Photo: Janet Ng, Burned pine forest

Forest fires can affect caribou habitat by removing lichen, a staple of their winter diet. Fires can also stimulate the growth of shrubs, which increases numbers of moose and deer, which in turn increases predator populations that prey on caribou. With projected increases in the frequency and severity of fires as a result of a warming climate, it is vital to understand the relationship between caribou and burned landscapes. In conjunction with the CMU and the Regional Industry Caribou Collaboration, Sean Konkolics, a Masters student with Dr. Stan Boutin, plans to explore the impact of wildfire on caribou populations in northeastern Alberta through two projects:

1. Caribou use and selection of burned areas

Although caribou have been shown to avoid young forests after fires due to a decrease in lichen, it is unclear when caribou resume their use of the forest after it is burned. In addition, burned areas have only been coarsely mapped, and typically do not include non-burned patches, or “fire skips” within the larger fire boundary. Konkolics’ research will examine the degree to which burned areas and fire skips are selected or avoided by caribou, and how it may affect their distribution and survival.

2. The regeneration of seismic lines following fire

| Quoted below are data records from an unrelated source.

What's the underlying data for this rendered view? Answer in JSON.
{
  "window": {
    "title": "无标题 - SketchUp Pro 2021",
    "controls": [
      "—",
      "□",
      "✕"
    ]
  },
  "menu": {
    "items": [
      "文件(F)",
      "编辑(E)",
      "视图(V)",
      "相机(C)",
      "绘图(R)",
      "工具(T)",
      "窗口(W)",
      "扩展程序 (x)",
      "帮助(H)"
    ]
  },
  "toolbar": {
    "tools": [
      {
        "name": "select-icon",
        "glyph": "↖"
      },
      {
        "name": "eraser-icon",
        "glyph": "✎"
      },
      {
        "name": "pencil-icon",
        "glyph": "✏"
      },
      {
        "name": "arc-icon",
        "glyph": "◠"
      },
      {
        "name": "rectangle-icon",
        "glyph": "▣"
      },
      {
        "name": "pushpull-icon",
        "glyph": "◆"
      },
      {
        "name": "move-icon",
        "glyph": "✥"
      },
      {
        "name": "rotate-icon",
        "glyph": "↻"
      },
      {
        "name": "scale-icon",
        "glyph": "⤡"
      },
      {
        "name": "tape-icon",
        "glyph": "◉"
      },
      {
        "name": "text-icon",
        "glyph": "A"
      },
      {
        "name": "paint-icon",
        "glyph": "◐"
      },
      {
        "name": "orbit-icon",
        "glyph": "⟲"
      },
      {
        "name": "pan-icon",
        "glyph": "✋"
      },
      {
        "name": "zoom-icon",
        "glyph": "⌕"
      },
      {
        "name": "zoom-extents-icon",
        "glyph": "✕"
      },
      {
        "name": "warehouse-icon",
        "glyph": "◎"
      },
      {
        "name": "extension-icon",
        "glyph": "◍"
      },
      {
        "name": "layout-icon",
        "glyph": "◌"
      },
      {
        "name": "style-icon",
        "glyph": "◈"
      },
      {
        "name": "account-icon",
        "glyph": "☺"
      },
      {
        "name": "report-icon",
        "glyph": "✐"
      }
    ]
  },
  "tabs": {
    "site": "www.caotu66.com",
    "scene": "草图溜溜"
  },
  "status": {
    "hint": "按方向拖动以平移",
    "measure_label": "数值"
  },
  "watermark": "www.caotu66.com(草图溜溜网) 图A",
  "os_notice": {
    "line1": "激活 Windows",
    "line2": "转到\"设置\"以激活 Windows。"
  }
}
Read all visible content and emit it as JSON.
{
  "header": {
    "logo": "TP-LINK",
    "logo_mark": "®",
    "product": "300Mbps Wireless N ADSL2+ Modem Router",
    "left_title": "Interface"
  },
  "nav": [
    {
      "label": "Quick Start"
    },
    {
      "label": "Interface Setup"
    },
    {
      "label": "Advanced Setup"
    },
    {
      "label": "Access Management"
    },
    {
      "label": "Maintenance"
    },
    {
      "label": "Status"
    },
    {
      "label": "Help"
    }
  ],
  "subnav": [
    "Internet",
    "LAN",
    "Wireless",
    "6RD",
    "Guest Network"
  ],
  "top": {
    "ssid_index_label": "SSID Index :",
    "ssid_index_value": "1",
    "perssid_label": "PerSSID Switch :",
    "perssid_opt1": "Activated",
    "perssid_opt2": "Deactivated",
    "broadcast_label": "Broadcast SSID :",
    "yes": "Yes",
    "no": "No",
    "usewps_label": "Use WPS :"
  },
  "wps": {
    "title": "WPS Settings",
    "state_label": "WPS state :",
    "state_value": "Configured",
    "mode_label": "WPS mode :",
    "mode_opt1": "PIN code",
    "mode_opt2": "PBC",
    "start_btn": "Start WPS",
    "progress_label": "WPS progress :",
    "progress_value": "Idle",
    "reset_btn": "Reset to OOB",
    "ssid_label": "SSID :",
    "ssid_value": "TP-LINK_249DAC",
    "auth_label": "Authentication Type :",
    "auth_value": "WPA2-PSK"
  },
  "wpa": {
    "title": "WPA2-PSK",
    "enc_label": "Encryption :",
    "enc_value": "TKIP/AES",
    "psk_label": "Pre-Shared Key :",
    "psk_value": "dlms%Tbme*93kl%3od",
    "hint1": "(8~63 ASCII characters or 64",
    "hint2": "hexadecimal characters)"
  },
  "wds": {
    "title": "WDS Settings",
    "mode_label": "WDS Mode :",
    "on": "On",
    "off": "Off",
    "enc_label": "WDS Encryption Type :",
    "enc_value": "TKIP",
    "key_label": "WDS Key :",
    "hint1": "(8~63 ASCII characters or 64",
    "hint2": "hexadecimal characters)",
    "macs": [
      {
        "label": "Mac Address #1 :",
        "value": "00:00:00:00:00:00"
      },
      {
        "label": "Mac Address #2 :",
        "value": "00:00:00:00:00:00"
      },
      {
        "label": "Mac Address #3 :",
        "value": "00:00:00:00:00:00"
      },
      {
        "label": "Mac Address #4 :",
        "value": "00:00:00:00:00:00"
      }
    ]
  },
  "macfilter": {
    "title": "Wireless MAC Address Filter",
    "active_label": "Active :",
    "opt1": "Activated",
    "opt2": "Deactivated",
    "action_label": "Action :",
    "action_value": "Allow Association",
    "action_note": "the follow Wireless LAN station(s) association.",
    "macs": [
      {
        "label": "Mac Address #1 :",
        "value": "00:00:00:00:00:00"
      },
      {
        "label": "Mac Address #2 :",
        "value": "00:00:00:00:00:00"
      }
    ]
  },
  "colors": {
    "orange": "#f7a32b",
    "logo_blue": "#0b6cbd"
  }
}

Seismic lines across Alberta and BC fragment the landscape and provide efficient travel corridors for predators such as wolves, which can increase predation pressure on caribou. However, recent research suggests that tree and shrub regeneration on seismic lines can slow wolf movement, and potentially reduce the benefit that they provide to wolves. Currently, planting trees and mounding soil with large machines is needed to grow trees on seismic lines, but this is very expensive and the success is unknown. It has been suggested that forest fire plays a natural role in initiating the regeneration of seismic lines. Konkolics plans to use Light Detection and Ranging (LiDAR – a laser that measures vegetation from an airplane) data to examine how vegetation on seismic lines recovers after fire, and how long it takes to grow enough vegetation to reduce wolf use.